Past medical research has shown that when it comes to a variety of non-emergency medical procedures and conditions, racial disparities exist, possibly due to underuse or overuse of services, patient preferences or access to care. A new medical study on racial differences published this week attempts to take those factors out of the equation.
Hospital staff understands that when a patient has a cardiac arrest, resuscitation attempts must happen immediately.
“The patient’s heart is stopped, they’ve stopped breathing and there’s no electrical or mechanical activity of the heart,” said Dr. Chan.
Dr. Paul Chan of Saint Luke’s Mid-America Heart Institute, and his colleagues, felt that these in-hospital emergency events provided a unique opportunity to look at whether medical treatment – and ultimately survival – differed between black and white patients.
“Response is immediate and required to save a patients life. And many of these other factors such as overuse of therapies, under use, insurance status and cultural preferences that differ by race should really play no role as to whether or not patients who have a cardiac arrest survive,” said Dr. Chan.
Appearing this week in Jama, journal of the American Medical Association, their research examined the survival rates of over 10,000 patients within a standardized national registry who required CPR or defibrillation following an in-hospital cardiac arrest.
The study found that black patients had slightly more than a 25% survival rate to hospital discharge while white patients survived more than 37% of the time.
However, that 12% gap was substantially narrowed after researchers took into account the hospital where treatment was received.
“Some hospitals are better performers when it comes to resuscitating and providing the best possible care for patients with cardiac arrest than other hospitals, and these differences seem to disproportionately affect patients who are black,” said Dr. Chan.

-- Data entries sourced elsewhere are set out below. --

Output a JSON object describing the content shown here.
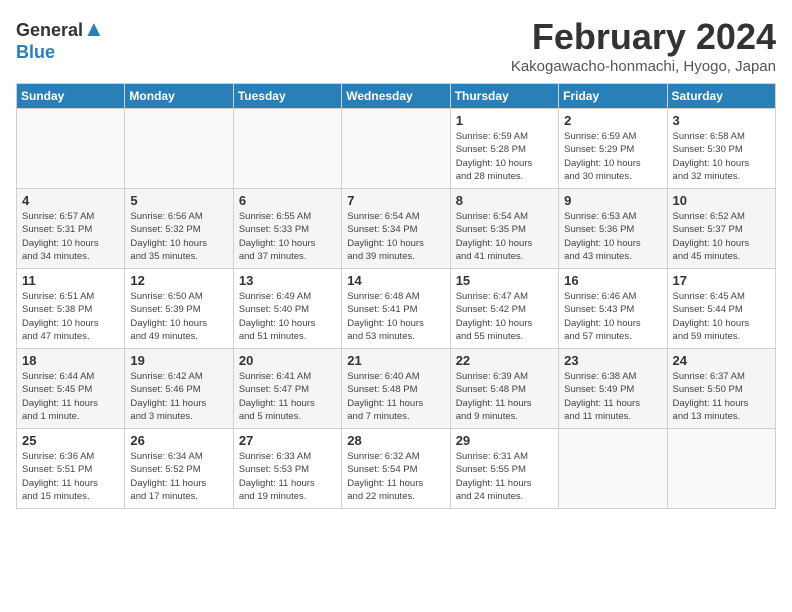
{
  "header": {
    "logo_general": "General",
    "logo_blue": "Blue",
    "title": "February 2024",
    "subtitle": "Kakogawacho-honmachi, Hyogo, Japan"
  },
  "weekdays": [
    "Sunday",
    "Monday",
    "Tuesday",
    "Wednesday",
    "Thursday",
    "Friday",
    "Saturday"
  ],
  "weeks": [
    [
      {
        "day": "",
        "info": ""
      },
      {
        "day": "",
        "info": ""
      },
      {
        "day": "",
        "info": ""
      },
      {
        "day": "",
        "info": ""
      },
      {
        "day": "1",
        "info": "Sunrise: 6:59 AM\nSunset: 5:28 PM\nDaylight: 10 hours\nand 28 minutes."
      },
      {
        "day": "2",
        "info": "Sunrise: 6:59 AM\nSunset: 5:29 PM\nDaylight: 10 hours\nand 30 minutes."
      },
      {
        "day": "3",
        "info": "Sunrise: 6:58 AM\nSunset: 5:30 PM\nDaylight: 10 hours\nand 32 minutes."
      }
    ],
    [
      {
        "day": "4",
        "info": "Sunrise: 6:57 AM\nSunset: 5:31 PM\nDaylight: 10 hours\nand 34 minutes."
      },
      {
        "day": "5",
        "info": "Sunrise: 6:56 AM\nSunset: 5:32 PM\nDaylight: 10 hours\nand 35 minutes."
      },
      {
        "day": "6",
        "info": "Sunrise: 6:55 AM\nSunset: 5:33 PM\nDaylight: 10 hours\nand 37 minutes."
      },
      {
        "day": "7",
        "info": "Sunrise: 6:54 AM\nSunset: 5:34 PM\nDaylight: 10 hours\nand 39 minutes."
      },
      {
        "day": "8",
        "info": "Sunrise: 6:54 AM\nSunset: 5:35 PM\nDaylight: 10 hours\nand 41 minutes."
      },
      {
        "day": "9",
        "info": "Sunrise: 6:53 AM\nSunset: 5:36 PM\nDaylight: 10 hours\nand 43 minutes."
      },
      {
        "day": "10",
        "info": "Sunrise: 6:52 AM\nSunset: 5:37 PM\nDaylight: 10 hours\nand 45 minutes."
      }
    ],
    [
      {
        "day": "11",
        "info": "Sunrise: 6:51 AM\nSunset: 5:38 PM\nDaylight: 10 hours\nand 47 minutes."
      },
      {
        "day": "12",
        "info": "Sunrise: 6:50 AM\nSunset: 5:39 PM\nDaylight: 10 hours\nand 49 minutes."
      },
      {
        "day": "13",
        "info": "Sunrise: 6:49 AM\nSunset: 5:40 PM\nDaylight: 10 hours\nand 51 minutes."
      },
      {
        "day": "14",
        "info": "Sunrise: 6:48 AM\nSunset: 5:41 PM\nDaylight: 10 hours\nand 53 minutes."
      },
      {
        "day": "15",
        "info": "Sunrise: 6:47 AM\nSunset: 5:42 PM\nDaylight: 10 hours\nand 55 minutes."
      },
      {
        "day": "16",
        "info": "Sunrise: 6:46 AM\nSunset: 5:43 PM\nDaylight: 10 hours\nand 57 minutes."
      },
      {
        "day": "17",
        "info": "Sunrise: 6:45 AM\nSunset: 5:44 PM\nDaylight: 10 hours\nand 59 minutes."
      }
    ],
    [
      {
        "day": "18",
        "info": "Sunrise: 6:44 AM\nSunset: 5:45 PM\nDaylight: 11 hours\nand 1 minute."
      },
      {
        "day": "19",
        "info": "Sunrise: 6:42 AM\nSunset: 5:46 PM\nDaylight: 11 hours\nand 3 minutes."
      },
      {
        "day": "20",
        "info": "Sunrise: 6:41 AM\nSunset: 5:47 PM\nDaylight: 11 hours\nand 5 minutes."
      },
      {
        "day": "21",
        "info": "Sunrise: 6:40 AM\nSunset: 5:48 PM\nDaylight: 11 hours\nand 7 minutes."
      },
      {
        "day": "22",
        "info": "Sunrise: 6:39 AM\nSunset: 5:48 PM\nDaylight: 11 hours\nand 9 minutes."
      },
      {
        "day": "23",
        "info": "Sunrise: 6:38 AM\nSunset: 5:49 PM\nDaylight: 11 hours\nand 11 minutes."
      },
      {
        "day": "24",
        "info": "Sunrise: 6:37 AM\nSunset: 5:50 PM\nDaylight: 11 hours\nand 13 minutes."
      }
    ],
    [
      {
        "day": "25",
        "info": "Sunrise: 6:36 AM\nSunset: 5:51 PM\nDaylight: 11 hours\nand 15 minutes."
      },
      {
        "day": "26",
        "info": "Sunrise: 6:34 AM\nSunset: 5:52 PM\nDaylight: 11 hours\nand 17 minutes."
      },
      {
        "day": "27",
        "info": "Sunrise: 6:33 AM\nSunset: 5:53 PM\nDaylight: 11 hours\nand 19 minutes."
      },
      {
        "day": "28",
        "info": "Sunrise: 6:32 AM\nSunset: 5:54 PM\nDaylight: 11 hours\nand 22 minutes."
      },
      {
        "day": "29",
        "info": "Sunrise: 6:31 AM\nSunset: 5:55 PM\nDaylight: 11 hours\nand 24 minutes."
      },
      {
        "day": "",
        "info": ""
      },
      {
        "day": "",
        "info": ""
      }
    ]
  ]
}
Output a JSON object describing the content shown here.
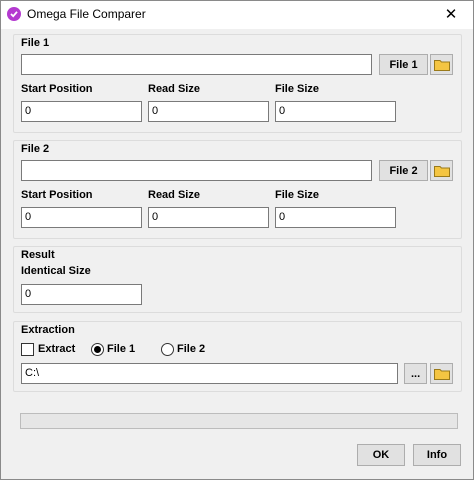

Experts say finding ways of improving the quality of resuscitation and post-resuscitation care in these under performing hospitals will be crucial to eliminating survival differences by race.
The amount and aggressiveness of resuscitation attempts was also measured, with no evidence of significant differences by race.